Kelly McGrath – You and Me Today
Kelly McGrath is a Nashville based songwriter whose talents defy easy categorization. Many listeners and merchants will label her as a member of the Americana genre, but her latest single demonstrates a singer, lyricist, and songwriter whose range is much wider than a narrow genre classification. There are similarities. There is no doubt of that. However, McGrath’s material has a much more personal slant than the genre’s usual assortment of pastoral invocations to worlds long gone or paeans to the simpler life. Her first three albums show a songwriter concerned with the same troubles plaguing us all, but able to express them in an unique, highly individual fashion. Those efforts reach their zenith so far with her latest single “You and Me Today”, an impassioned and quite musical confrontation with grief. Kelly McGrath does not flinch. She faces presumably the biggest loss of her life with wisdom beyond her years and talent that transcends any tragedy.
She’s capably served by a backing band who fleshes out her intentions with color, melody, and understated power. The instrumental color and melody comes from the often quite beautiful guitar playing – McGrath also benefits from a production job so attuned to the track’s sound that it’s possible for listeners to hear the plectrum hitting the strings. This sort of intimacy defines the single as a whole. The understated power comes from a rhythm section that doesn’t present itself all at once but, like everything else in this song, incrementally. The drums are the first to enter the sonic picture before the first rib-rattling bass notes bob up out of the mix. McGrath has surrounded herself with an ace group of musicians who understand the right amount of musical force to apply here in order to best highlight McGrath’s aims with the song.

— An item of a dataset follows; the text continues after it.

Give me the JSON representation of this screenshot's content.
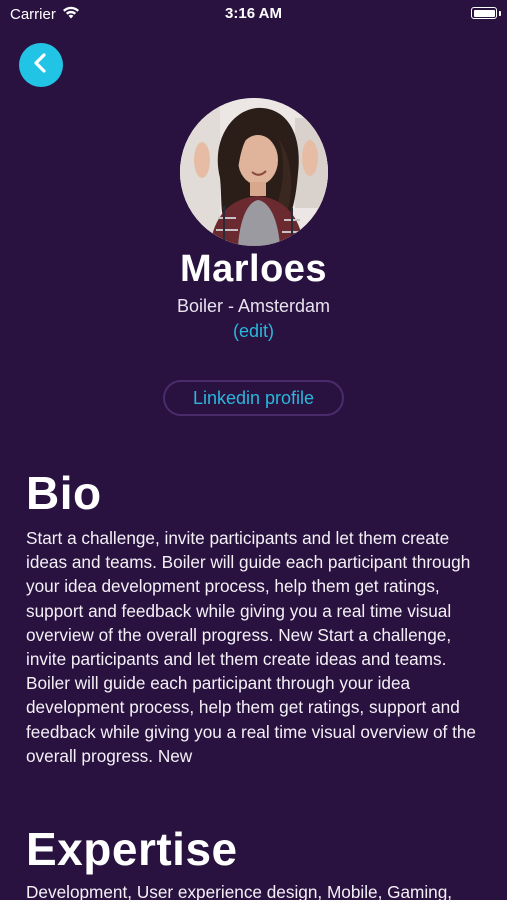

It’s clear that her aims, despite the song’s gradual build, are not theatrical. McGrath makes her deepest impact on the listeners thanks to a genuine emotional connection embodied by words and melody working together instead of glossy orchestrations and heavy-handed lyrics. McGrath relates things as they were, not as she would have liked them, and the emotional timber of her voice is impossible to not notice. The words don’t aspire to grand lyrical heights, but seem committed to detailing her experience as honestly as possible and with details that not only portray her experience but, hopefully, strike a chord with listeners.
She makes her job easy with superior vocal phrasing and the aforementioned quality of commitment. From the first verse, only the deaf wouldn’t realize the wholehearted emphasis she places on conveying for listeners who her father was to her, what it is like to lose him, and what it is like to move on. The final message will impress me as the most important. Despite the loss of his physical presence in her daily life, the central theme of the song essentially seems to be that death cannot break the connection she feels to her father. Few vocalists working today could communicate that to audiences with the same stunning majesty that she conjures here.